Cover: Author Unknown: The Power of Anonymity in Ancient Rome, from Harvard University PressCover: Author Unknown in HARDCOVER

Author Unknown

The Power of Anonymity in Ancient Rome

Add to Cart

Product Details

HARDCOVER

$45.00 • £36.95 • €40.50

ISBN 9780674988200

Publication Date: 09/17/2019

Text

376 pages

6-1/8 x 9-1/4 inches

World

Geue homes in on the many post-Augustan texts that rail against traditional modes of self-memorialization, and turn towards anonymity not just as a survival strategy and tool for political satire under autocracy, but also as a creative experiment in deliberate decontextualization, and a means of exploring class power, authority and the status of knowledge… [A] provocative book.—Victoria Rimell, The Times Literary Supplement

Geue mounts a powerful and meticulous case for a poetics of the unknown, setting up not just a new agenda for ancient texts, but an updated ethics for literary history itself.—Irene Peirano, author of The Rhetoric of the Roman Fake

What is a text without context? Can we separate the art from the artist? How does the signature of an artist shape the ways in which we hate, love, or even forget an object? This innovative and sophisticated book engages with an array of imperial Roman works—from graffiti art to epic poetry—and asks us to embrace literary anonymity, in antiquity and in our own time. With disarming directness, Geue has challenged us to rethink our urge to uncover the ‘real’ author of ancient texts.—Sarah E. Bond, author of Trade and Taboo: Disreputable Professionals in the Roman Mediterranean

In this engaging book, Geue inventively repositions uncertain authorship as a feature that adds, rather than detracts, from the richness of ancient texts. You may not immediately notice how thoroughly he subverts some of the most basic assumptions about the centrality of historical context in Classical Studies.—Donna Zuckerberg, author of Not All Dead White Men

Recent News

Black lives matter. Black voices matter. A statement from HUP »

From Our Blog

Jacket: Atomic Doctors: Conscience and Complicity at the Dawn of the Nuclear Age, by James L. Nolan, Jr., from Harvard University Press

Remembering Hiroshima

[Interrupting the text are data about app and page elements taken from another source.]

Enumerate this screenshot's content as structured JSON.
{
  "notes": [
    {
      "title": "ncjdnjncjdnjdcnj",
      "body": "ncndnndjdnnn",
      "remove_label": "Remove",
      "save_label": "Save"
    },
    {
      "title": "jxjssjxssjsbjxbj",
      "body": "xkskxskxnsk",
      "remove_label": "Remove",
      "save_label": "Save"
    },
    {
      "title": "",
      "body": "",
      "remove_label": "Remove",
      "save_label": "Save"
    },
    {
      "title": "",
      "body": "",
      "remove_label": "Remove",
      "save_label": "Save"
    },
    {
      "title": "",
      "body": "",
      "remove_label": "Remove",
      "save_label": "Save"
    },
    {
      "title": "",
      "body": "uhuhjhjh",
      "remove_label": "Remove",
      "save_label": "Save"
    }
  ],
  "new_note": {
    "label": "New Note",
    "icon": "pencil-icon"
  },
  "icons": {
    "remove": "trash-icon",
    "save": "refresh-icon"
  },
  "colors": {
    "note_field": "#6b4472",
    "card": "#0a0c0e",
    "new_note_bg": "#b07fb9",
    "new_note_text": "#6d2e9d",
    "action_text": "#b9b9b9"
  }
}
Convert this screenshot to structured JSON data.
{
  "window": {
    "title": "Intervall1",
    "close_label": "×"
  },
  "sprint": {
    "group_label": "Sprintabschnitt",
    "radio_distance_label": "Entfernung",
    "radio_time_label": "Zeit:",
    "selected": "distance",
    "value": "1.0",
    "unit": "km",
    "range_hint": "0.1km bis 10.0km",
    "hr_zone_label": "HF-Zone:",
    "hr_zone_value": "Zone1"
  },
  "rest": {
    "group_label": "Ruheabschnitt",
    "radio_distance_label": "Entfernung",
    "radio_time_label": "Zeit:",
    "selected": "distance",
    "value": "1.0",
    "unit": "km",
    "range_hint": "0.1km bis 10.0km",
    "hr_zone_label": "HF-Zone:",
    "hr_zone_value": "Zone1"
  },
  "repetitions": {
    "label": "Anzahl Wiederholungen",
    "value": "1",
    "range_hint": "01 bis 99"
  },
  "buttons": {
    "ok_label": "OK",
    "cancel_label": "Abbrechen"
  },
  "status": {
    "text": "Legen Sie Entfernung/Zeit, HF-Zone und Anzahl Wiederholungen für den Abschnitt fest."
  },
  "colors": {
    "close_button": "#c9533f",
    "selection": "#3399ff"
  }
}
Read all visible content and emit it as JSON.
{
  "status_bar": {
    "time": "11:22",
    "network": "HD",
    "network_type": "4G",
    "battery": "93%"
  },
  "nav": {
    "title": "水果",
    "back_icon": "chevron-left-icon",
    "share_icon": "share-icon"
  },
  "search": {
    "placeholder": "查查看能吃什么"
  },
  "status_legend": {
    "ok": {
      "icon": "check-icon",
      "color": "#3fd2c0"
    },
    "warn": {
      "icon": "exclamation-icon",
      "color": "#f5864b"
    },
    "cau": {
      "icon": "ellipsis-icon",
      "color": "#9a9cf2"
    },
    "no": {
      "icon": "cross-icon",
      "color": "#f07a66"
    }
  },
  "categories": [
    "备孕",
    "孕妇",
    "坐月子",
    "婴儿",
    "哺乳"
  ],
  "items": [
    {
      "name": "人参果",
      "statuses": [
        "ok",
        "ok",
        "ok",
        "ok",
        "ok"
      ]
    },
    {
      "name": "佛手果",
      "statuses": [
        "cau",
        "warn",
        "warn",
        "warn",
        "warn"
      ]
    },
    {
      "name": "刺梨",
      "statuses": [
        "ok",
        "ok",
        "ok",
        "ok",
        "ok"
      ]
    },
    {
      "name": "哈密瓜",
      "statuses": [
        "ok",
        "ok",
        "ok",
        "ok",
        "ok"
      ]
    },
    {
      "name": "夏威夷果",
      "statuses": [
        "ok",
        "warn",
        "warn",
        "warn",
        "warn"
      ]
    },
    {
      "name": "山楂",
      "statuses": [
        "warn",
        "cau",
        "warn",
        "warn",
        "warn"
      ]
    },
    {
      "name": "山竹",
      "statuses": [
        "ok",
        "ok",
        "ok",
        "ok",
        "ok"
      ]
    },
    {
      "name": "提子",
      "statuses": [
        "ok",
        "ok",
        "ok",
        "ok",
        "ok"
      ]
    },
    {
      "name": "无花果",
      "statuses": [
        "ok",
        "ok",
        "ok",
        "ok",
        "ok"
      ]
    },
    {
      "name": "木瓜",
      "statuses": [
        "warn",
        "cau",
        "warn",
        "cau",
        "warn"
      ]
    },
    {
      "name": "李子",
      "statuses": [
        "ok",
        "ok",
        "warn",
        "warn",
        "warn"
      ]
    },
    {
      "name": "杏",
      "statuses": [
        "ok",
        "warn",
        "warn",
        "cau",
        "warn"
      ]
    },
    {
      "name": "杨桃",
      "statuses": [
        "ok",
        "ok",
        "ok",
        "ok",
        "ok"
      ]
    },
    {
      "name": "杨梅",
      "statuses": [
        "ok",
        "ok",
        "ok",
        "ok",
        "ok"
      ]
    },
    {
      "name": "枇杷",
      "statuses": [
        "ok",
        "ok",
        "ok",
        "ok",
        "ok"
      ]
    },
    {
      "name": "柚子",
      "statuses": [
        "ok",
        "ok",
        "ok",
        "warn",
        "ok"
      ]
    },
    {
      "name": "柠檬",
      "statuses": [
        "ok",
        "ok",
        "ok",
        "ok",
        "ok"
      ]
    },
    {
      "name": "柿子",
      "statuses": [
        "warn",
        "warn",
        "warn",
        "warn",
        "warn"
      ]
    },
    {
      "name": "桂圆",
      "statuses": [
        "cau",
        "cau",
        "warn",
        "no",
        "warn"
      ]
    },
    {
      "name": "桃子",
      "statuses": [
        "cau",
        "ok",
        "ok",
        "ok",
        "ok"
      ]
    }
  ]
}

On this day 75 years ago, the United States dropped the world’s first atomic bomb on Hiroshima, Japan. James L. Nolan Jr.’s grandfather was a doctor who participated in the Manhattan Project, and he writes about him in Atomic Doctors: Conscience and Complicity at the Dawn of the Nuclear Age, an unflinching examination of the moral and professional dilemmas faced by physicians who took part in the project. Below, please find the introduction to Nolan’s book. On the morning of June 17, 1945, Captain James F. Nolan, MD, boarded a plane